> [Exercise aim]
Every record below is to be retyped exactly, with any pictures left out.

> [Stored data]
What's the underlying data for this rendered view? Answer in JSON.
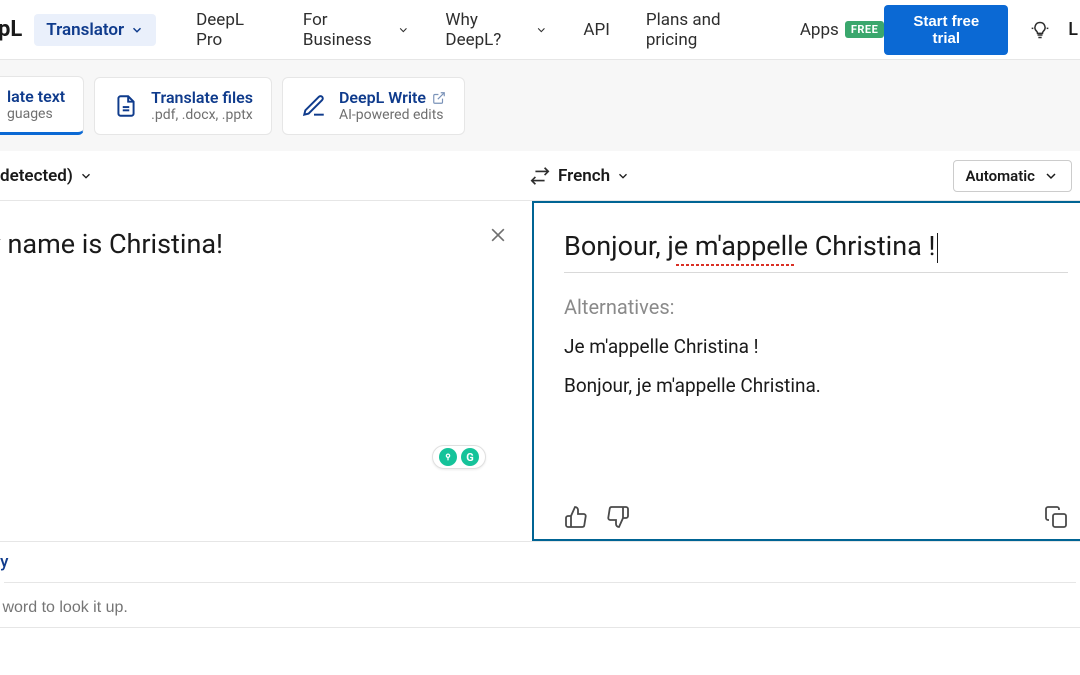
{
  "header": {
    "logo_fragment": "pL",
    "product_dropdown_label": "Translator",
    "nav": {
      "deepl_pro": "DeepL Pro",
      "for_business": "For Business",
      "why_deepl": "Why DeepL?",
      "api": "API",
      "plans": "Plans and pricing",
      "apps": "Apps",
      "apps_badge": "FREE"
    },
    "cta_label": "Start free trial",
    "login_fragment": "L"
  },
  "modes": {
    "translate_text": {
      "title": "late text",
      "sub": "guages"
    },
    "translate_files": {
      "title": "Translate files",
      "sub": ".pdf, .docx, .pptx"
    },
    "write": {
      "title": "DeepL Write",
      "sub": "AI-powered edits"
    }
  },
  "lang": {
    "source_label": "detected)",
    "target_label": "French",
    "auto_label": "Automatic"
  },
  "translation": {
    "source_text": "y name is Christina!",
    "target_text": "Bonjour, je m'appelle Christina !",
    "alternatives_label": "Alternatives:",
    "alternatives": [
      "Je m'appelle Christina !",
      "Bonjour, je m'appelle Christina."
    ]
  },
  "dictionary": {
    "title_fragment": "ry",
    "placeholder": " word to look it up."
  }
}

> [Your solution]
What's the underlying data for this rendered view? Answer in JSON.
{
  "header": {
    "logo_fragment": "pL",
    "product_dropdown_label": "Translator",
    "nav": {
      "deepl_pro": "DeepL Pro",
      "for_business": "For Business",
      "why_deepl": "Why DeepL?",
      "api": "API",
      "plans": "Plans and pricing",
      "apps": "Apps",
      "apps_badge": "FREE"
    },
    "cta_label": "Start free trial",
    "login_fragment": "L"
  },
  "modes": {
    "translate_text": {
      "title": "late text",
      "sub": "guages"
    },
    "translate_files": {
      "title": "Translate files",
      "sub": ".pdf, .docx, .pptx"
    },
    "write": {
      "title": "DeepL Write",
      "sub": "AI-powered edits"
    }
  },
  "lang": {
    "source_label": "detected)",
    "target_label": "French",
    "auto_label": "Automatic"
  },
  "translation": {
    "source_text": "y name is Christina!",
    "target_text": "Bonjour, je m'appelle Christina !",
    "alternatives_label": "Alternatives:",
    "alternatives": [
      "Je m'appelle Christina !",
      "Bonjour, je m'appelle Christina."
    ]
  },
  "dictionary": {
    "title_fragment": "ry",
    "placeholder": " word to look it up."
  }
}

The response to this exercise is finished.